Dozens of truckers waved signs and American flags at a border crossing Thursday to protest a program that will allow up to 100 Mexican trucking companies to freely haul their cargo anywhere in the United States.
The U.S. Transportation Department was expected to begin issuing operating permits in the pilot program as early as Thursday, starting with 17. The program is designed to study whether opening the U.S.-Mexico border to all trucks could be done safely.
The Teamsters union and Sierra Club oppose the program and sued to try to stop it, arguing that there wouldn’t be enough oversight of the drivers coming into the U.S. from Mexico and public safety would be endangered.
Government lawyers countered the program was a necessary part of the 1994 North American Free Trade Agreement and said trucks enrolled in the program would meet U.S. regulations.
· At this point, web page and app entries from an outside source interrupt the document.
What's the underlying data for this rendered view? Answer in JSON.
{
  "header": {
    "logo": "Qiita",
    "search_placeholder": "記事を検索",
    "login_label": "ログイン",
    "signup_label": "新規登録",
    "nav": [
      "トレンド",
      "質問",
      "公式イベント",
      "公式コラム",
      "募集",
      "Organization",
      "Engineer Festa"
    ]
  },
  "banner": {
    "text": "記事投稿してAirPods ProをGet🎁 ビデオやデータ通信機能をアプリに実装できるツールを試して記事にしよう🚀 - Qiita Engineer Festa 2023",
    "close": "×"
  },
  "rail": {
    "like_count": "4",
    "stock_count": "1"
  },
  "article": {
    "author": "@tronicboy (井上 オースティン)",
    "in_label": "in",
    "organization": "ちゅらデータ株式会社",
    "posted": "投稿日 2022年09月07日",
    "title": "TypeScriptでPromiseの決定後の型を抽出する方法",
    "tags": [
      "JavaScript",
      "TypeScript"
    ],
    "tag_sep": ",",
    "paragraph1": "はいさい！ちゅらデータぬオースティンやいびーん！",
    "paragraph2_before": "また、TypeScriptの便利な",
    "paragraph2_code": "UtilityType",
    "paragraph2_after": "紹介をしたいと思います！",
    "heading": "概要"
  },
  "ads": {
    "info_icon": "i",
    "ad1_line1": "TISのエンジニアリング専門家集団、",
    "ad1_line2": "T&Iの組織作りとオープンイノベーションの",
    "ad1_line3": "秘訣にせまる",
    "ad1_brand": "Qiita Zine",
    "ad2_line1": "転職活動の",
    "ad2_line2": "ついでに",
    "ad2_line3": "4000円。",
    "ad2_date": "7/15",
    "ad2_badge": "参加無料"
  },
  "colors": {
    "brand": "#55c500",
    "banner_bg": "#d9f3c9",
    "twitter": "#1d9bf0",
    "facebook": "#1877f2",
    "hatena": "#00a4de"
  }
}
NAFTA requires that all roads in the United States, Mexico and Canada be opened to carriers from all three countries. Since 1982, Mexican trucks have been allowed to operate only within a 25-mile zone along the border. There, they transfer loads to U.S. trucks to go elsewhere in the country.
Dozens of truckers led by the Teamsters mixed with some anti-illegal immigration activists to protest near San Diego’s Otay Mesa border crossing, some flashing signs that read, “NAFTA Kills” and “Save American Highways.”